Spirit Driving Institute Leila Johnson – Transformation Teacher


Have You “Gotten Lost”?

I was watching Joel Osteen's Sunday service this week with my family like we do on most Sunday mornings. The message title was "#533, Go After the Prodigals" and focused on bringing back those who have "gotten lost" and are no longer going to church. I'm usually tuned into his messages of prosperity and abundance, but this one rubbed me the wrong way. Maybe because I felt like he was talking to me and I disagreed!

You see, I used to be an avid churchgoer. I went through a good part of my teenage years proselytizing and witnessing to others about the word of God. I'll spare you the details, but somewhere along the line I decided to take a different, more spiritual path not connected to a particular religion. I think of myself as a freelancer when it comes to religion, taking philosophies and approaches from different beliefs in order to shape my world.

When I listened to Joel Osteen's message about bringing people back to the church with a vengeance (he playfully used the term "sic 'em"), it reminded me of the times that I used to think that was the right thing to do. Usually after watching his sermons, I have a new resolve to move forward on something in my life. This Sunday felt different. Then, today, one of my friends posted a quote from the Dalai Lama on her Facebook page: "People take different roads seeking fulfillment and happiness. Just because they’re not on your road doesn’t mean they’ve gotten lost." This REALLY resonated with me.

We are all on different paths. We have career paths, family paths, romantic paths, friend paths, money paths, political paths, and religion paths. Would you tell someone who shows no interest in having kids that they absolutely MUST have children just because you do? Then, why is it that some of us feel so compelled to push our religion path? Who am I to say that any of my paths are the best? It just seems strange considering that we're all different.

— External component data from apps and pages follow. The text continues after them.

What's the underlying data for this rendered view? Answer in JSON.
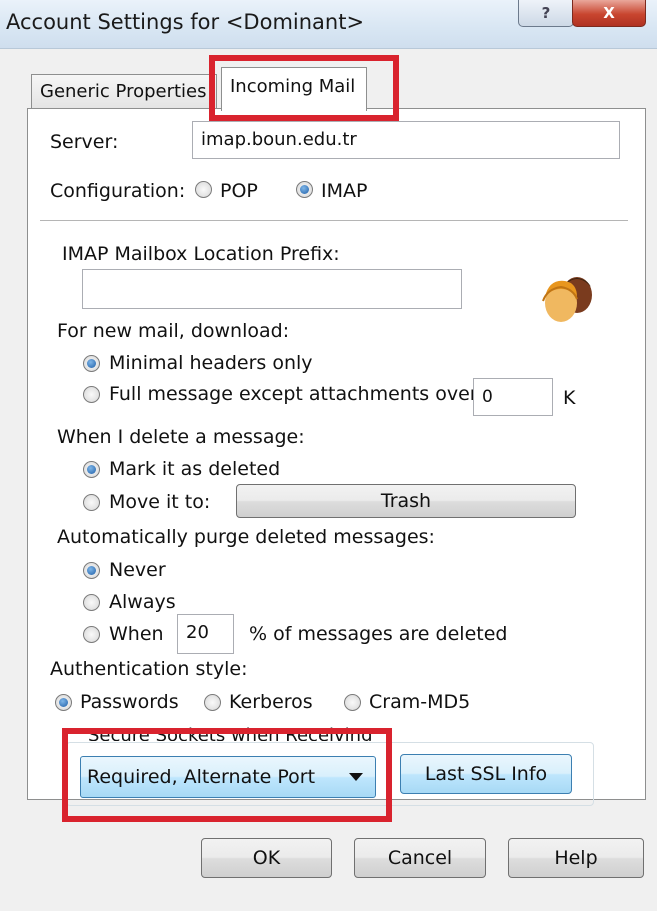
{
  "window": {
    "title": "Account Settings for <Dominant>",
    "help_glyph": "?",
    "close_glyph": "X"
  },
  "tabs": [
    {
      "label": "Generic Properties"
    },
    {
      "label": "Incoming Mail"
    }
  ],
  "server": {
    "label": "Server:",
    "value": "imap.boun.edu.tr"
  },
  "configuration": {
    "label": "Configuration:",
    "options": [
      "POP",
      "IMAP"
    ],
    "selected": "IMAP"
  },
  "imap_prefix": {
    "label": "IMAP Mailbox Location Prefix:",
    "value": ""
  },
  "download": {
    "label": "For new mail, download:",
    "option_minimal": "Minimal headers only",
    "option_full": "Full message except attachments over",
    "size_value": "0",
    "size_unit": "K",
    "selected": "Minimal headers only"
  },
  "delete": {
    "label": "When I delete a message:",
    "option_mark": "Mark it as deleted",
    "option_move": "Move it to:",
    "move_target": "Trash",
    "selected": "Mark it as deleted"
  },
  "purge": {
    "label": "Automatically purge deleted messages:",
    "option_never": "Never",
    "option_always": "Always",
    "option_when": "When",
    "percent_value": "20",
    "percent_suffix": "% of messages are deleted",
    "selected": "Never"
  },
  "auth": {
    "label": "Authentication style:",
    "options": [
      "Passwords",
      "Kerberos",
      "Cram-MD5"
    ],
    "selected": "Passwords"
  },
  "ssl": {
    "label": "Secure Sockets when Receiving",
    "selected": "Required, Alternate Port",
    "info_button": "Last SSL Info"
  },
  "buttons": {
    "ok": "OK",
    "cancel": "Cancel",
    "help": "Help"
  },
  "colors": {
    "highlight": "#d9232e",
    "accent_blue": "#a7d9f5"
  }
}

Don't get me wrong. Joel Osteen's message overall was about letting people who have fallen away know that you care about them and are there for them. That make sense to me. There are ways to do this without forcing someone to believe the same way that you do.

Sometimes I feel lost, but who doesn't? I don't think going to church guarantees that I won't feel that way. There are other equally valid ways that I handle those feelings of uncertainty. Some of those ways might include listening to some of Joel Osteen's messages. You see, just because I disagree with one of his sermons, I think it would be immature to write him off completely.

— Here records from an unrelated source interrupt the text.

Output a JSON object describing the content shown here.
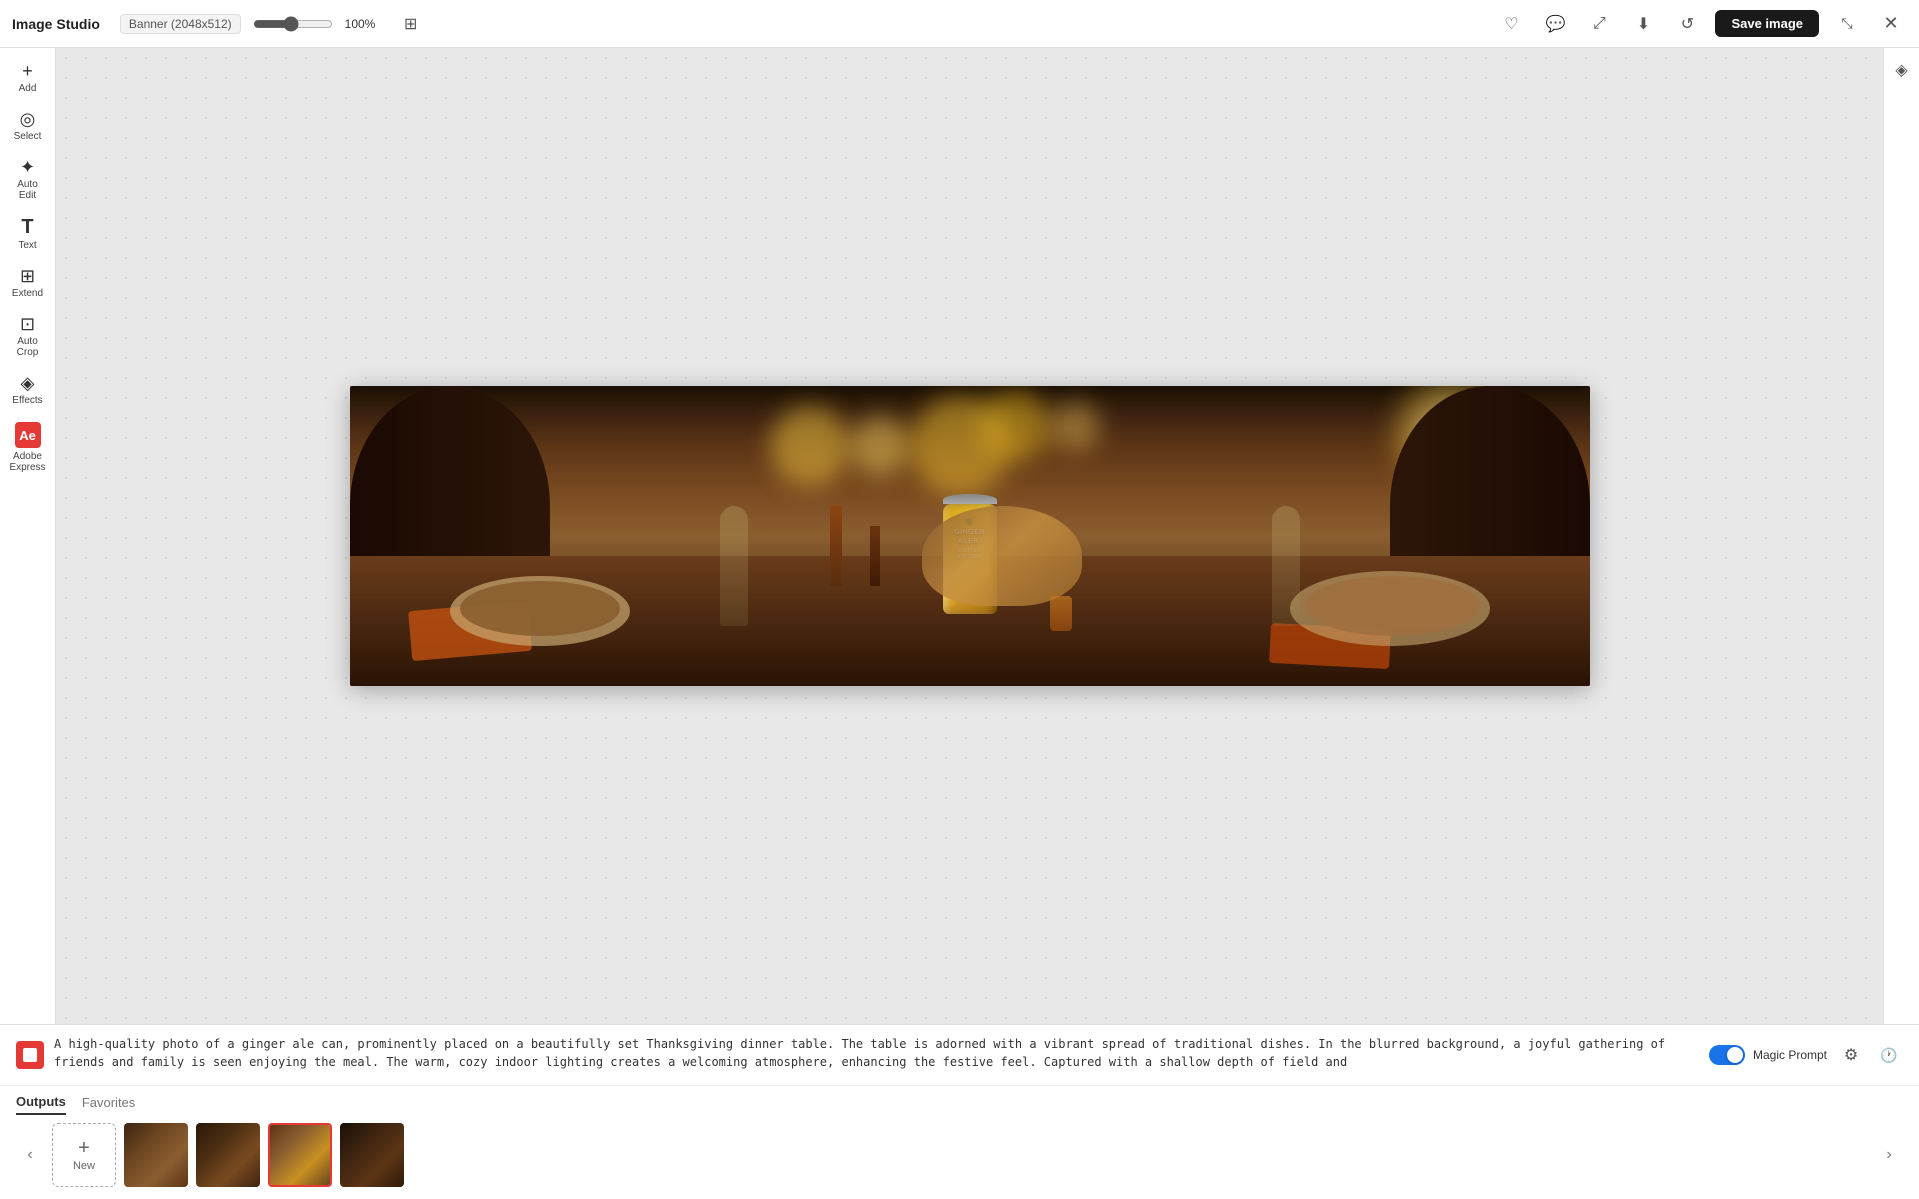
{
  "app": {
    "title": "Image Studio"
  },
  "topbar": {
    "canvas_size": "Banner (2048x512)",
    "zoom_value": 100,
    "zoom_label": "100%",
    "save_label": "Save image"
  },
  "sidebar": {
    "tools": [
      {
        "id": "add",
        "icon": "+",
        "label": "Add"
      },
      {
        "id": "select",
        "icon": "◎",
        "label": "Select"
      },
      {
        "id": "auto-edit",
        "icon": "✦",
        "label": "Auto Edit"
      },
      {
        "id": "text",
        "icon": "T",
        "label": "Text"
      },
      {
        "id": "extend",
        "icon": "⊞",
        "label": "Extend"
      },
      {
        "id": "auto-crop",
        "icon": "⊡",
        "label": "Auto Crop"
      },
      {
        "id": "effects",
        "icon": "◈",
        "label": "Effects"
      },
      {
        "id": "adobe-express",
        "icon": "Ae",
        "label": "Adobe Express"
      }
    ]
  },
  "prompt": {
    "text": "A high-quality photo of a ginger ale can, prominently placed on a beautifully set Thanksgiving dinner table. The table is adorned with a vibrant spread of traditional dishes. In the blurred background, a joyful gathering of friends and family is seen enjoying the meal. The warm, cozy indoor lighting creates a welcoming atmosphere, enhancing the festive feel. Captured with a shallow depth of field and",
    "magic_prompt_label": "Magic Prompt",
    "icon_label": "prompt-icon"
  },
  "outputs": {
    "outputs_tab": "Outputs",
    "favorites_tab": "Favorites"
  },
  "thumbnails": {
    "new_label": "New",
    "new_plus": "+",
    "items": [
      {
        "id": "thumb-1",
        "selected": false
      },
      {
        "id": "thumb-2",
        "selected": false
      },
      {
        "id": "thumb-3",
        "selected": true
      },
      {
        "id": "thumb-4",
        "selected": false
      }
    ]
  },
  "icons": {
    "heart": "♡",
    "comment": "💬",
    "share": "⤢",
    "download": "⬇",
    "refresh": "↺",
    "expand": "⤡",
    "close": "✕",
    "settings": "⚙",
    "history": "🕐",
    "chevron_left": "‹",
    "chevron_right": "›",
    "eraser": "◈"
  }
}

For now, I'll continue on my path and share key pieces of it. Not because I'm trying to convince others to believe any particular thing. But because I want to encourage others to think, reflect, and respond in a way that is appropriate for them.

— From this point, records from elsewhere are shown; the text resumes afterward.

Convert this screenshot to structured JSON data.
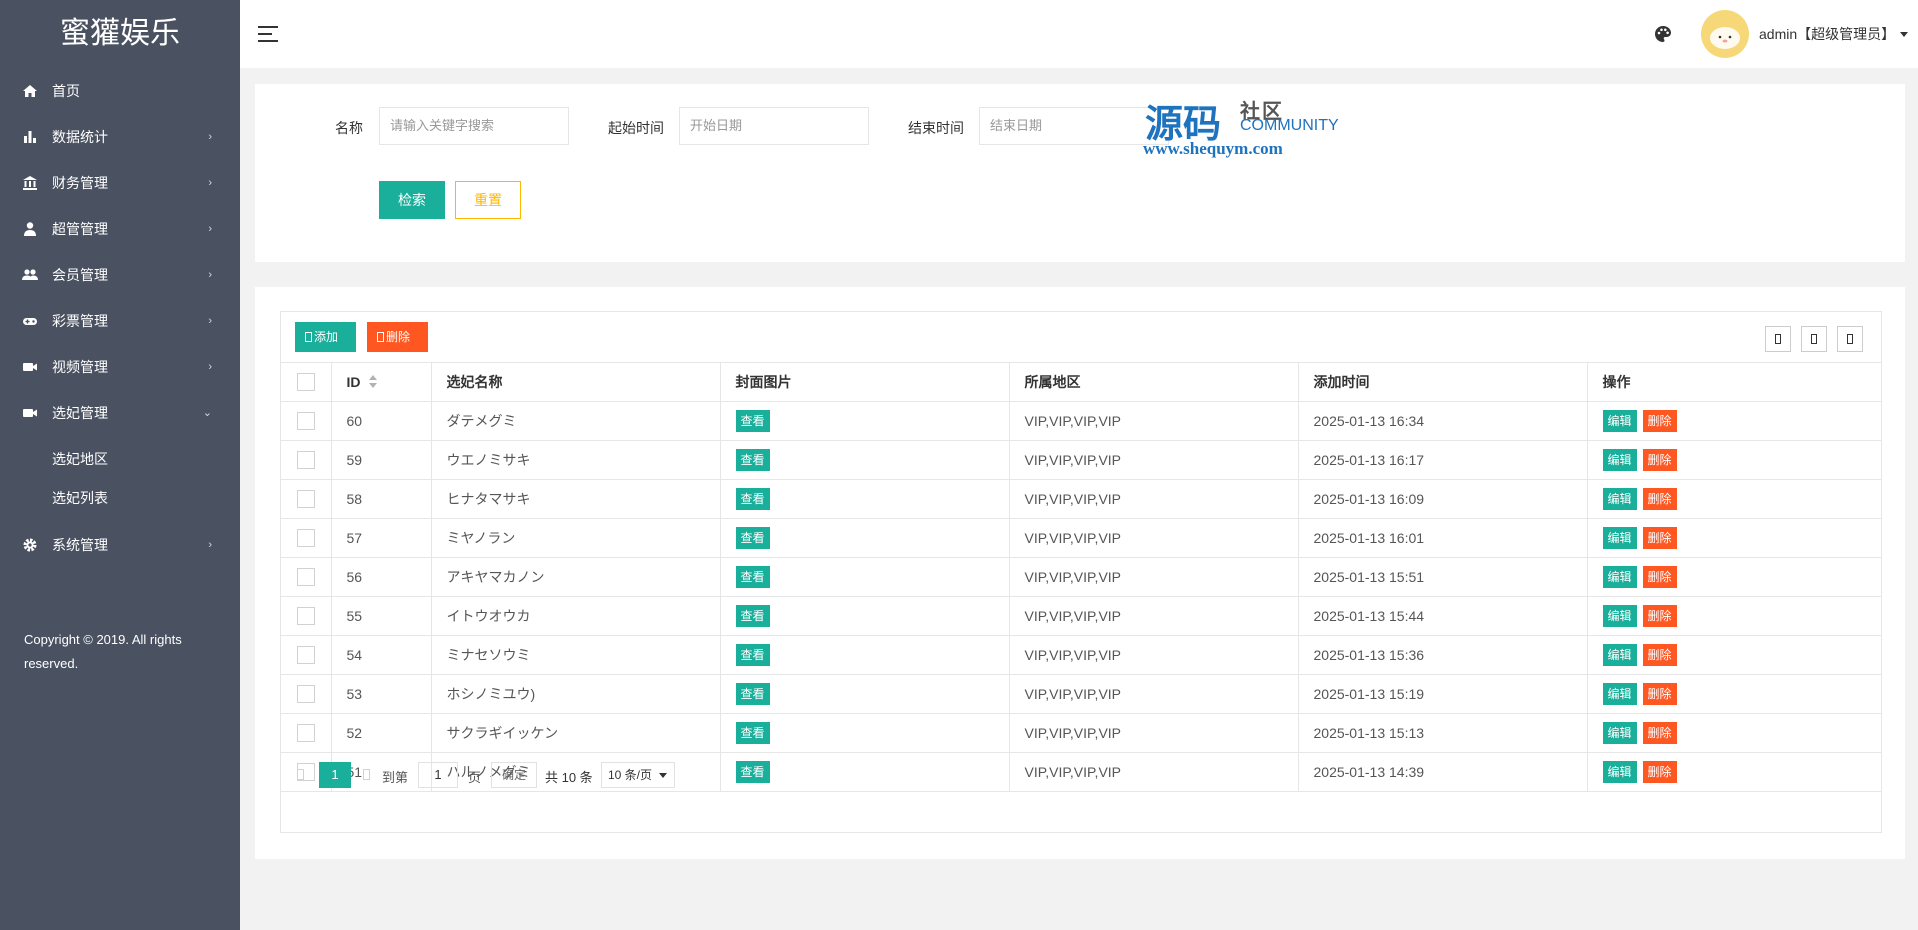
{
  "app": {
    "title": "蜜獾娱乐"
  },
  "sidebar": {
    "items": [
      {
        "label": "首页",
        "icon": "home-icon",
        "arrow": ""
      },
      {
        "label": "数据统计",
        "icon": "bar-chart-icon",
        "arrow": "›"
      },
      {
        "label": "财务管理",
        "icon": "bank-icon",
        "arrow": "›"
      },
      {
        "label": "超管管理",
        "icon": "user-icon",
        "arrow": "›"
      },
      {
        "label": "会员管理",
        "icon": "users-icon",
        "arrow": "›"
      },
      {
        "label": "彩票管理",
        "icon": "gamepad-icon",
        "arrow": "›"
      },
      {
        "label": "视频管理",
        "icon": "video-icon",
        "arrow": "›"
      },
      {
        "label": "选妃管理",
        "icon": "video-icon",
        "arrow": "⌄"
      }
    ],
    "subitems": [
      {
        "label": "选妃地区"
      },
      {
        "label": "选妃列表"
      }
    ],
    "system": {
      "label": "系统管理",
      "icon": "gear-icon",
      "arrow": "›"
    },
    "copyright": "Copyright © 2019. All rights reserved."
  },
  "header": {
    "user": "admin【超级管理员】"
  },
  "search": {
    "name_label": "名称",
    "name_placeholder": "请输入关键字搜索",
    "start_label": "起始时间",
    "start_placeholder": "开始日期",
    "end_label": "结束时间",
    "end_placeholder": "结束日期",
    "search_button": "检索",
    "reset_button": "重置"
  },
  "watermark": {
    "cn": "源码",
    "cn2": "社区",
    "en": "COMMUNITY",
    "url": "www.shequym.com"
  },
  "toolbar": {
    "add_label": "添加",
    "delete_label": "删除"
  },
  "table": {
    "columns": [
      "ID",
      "选妃名称",
      "封面图片",
      "所属地区",
      "添加时间",
      "操作"
    ],
    "view_label": "查看",
    "edit_label": "编辑",
    "delete_label": "删除",
    "rows": [
      {
        "id": "60",
        "name": "ダテメグミ",
        "region": "VIP,VIP,VIP,VIP",
        "time": "2025-01-13 16:34"
      },
      {
        "id": "59",
        "name": "ウエノミサキ",
        "region": "VIP,VIP,VIP,VIP",
        "time": "2025-01-13 16:17"
      },
      {
        "id": "58",
        "name": "ヒナタマサキ",
        "region": "VIP,VIP,VIP,VIP",
        "time": "2025-01-13 16:09"
      },
      {
        "id": "57",
        "name": "ミヤノラン",
        "region": "VIP,VIP,VIP,VIP",
        "time": "2025-01-13 16:01"
      },
      {
        "id": "56",
        "name": "アキヤマカノン",
        "region": "VIP,VIP,VIP,VIP",
        "time": "2025-01-13 15:51"
      },
      {
        "id": "55",
        "name": "イトウオウカ",
        "region": "VIP,VIP,VIP,VIP",
        "time": "2025-01-13 15:44"
      },
      {
        "id": "54",
        "name": "ミナセソウミ",
        "region": "VIP,VIP,VIP,VIP",
        "time": "2025-01-13 15:36"
      },
      {
        "id": "53",
        "name": "ホシノミユウ)",
        "region": "VIP,VIP,VIP,VIP",
        "time": "2025-01-13 15:19"
      },
      {
        "id": "52",
        "name": "サクラギイッケン",
        "region": "VIP,VIP,VIP,VIP",
        "time": "2025-01-13 15:13"
      },
      {
        "id": "51",
        "name": "ハルノメグミ",
        "region": "VIP,VIP,VIP,VIP",
        "time": "2025-01-13 14:39"
      }
    ]
  },
  "pager": {
    "current": "1",
    "goto_label": "到第",
    "page_input": "1",
    "page_unit": "页",
    "confirm": "确定",
    "total": "共 10 条",
    "page_size": "10 条/页"
  },
  "colors": {
    "sidebar": "#4a5161",
    "primary": "#1aaf9b",
    "danger": "#ff5722",
    "warn": "#ffb800"
  }
}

About Leila Johnson

Rev. Leila Johnson's book, Driving to Success: Let Your Spirit Take the Wheel, is a spiritual retreat for overachieving entrepreneurs and professionals who want to redefine the answer to "What do you want to be when you grow up?". Leila is President and Co-Owner of Data-Scribe, an information technology systems integration and modernization firm providing services to businesses, nonprofit organizations, and government agencies. As part of her journey on the road of life, Leila has earned her Bachelor of Science in Biochemistry and in the Metaphysical Sciences. She also holds her Master of Divinity and is an ordained reverend. Prior to starting her business, Leila worked as a call center coach, curriculum developer, and trainer in the financial and insurance industries.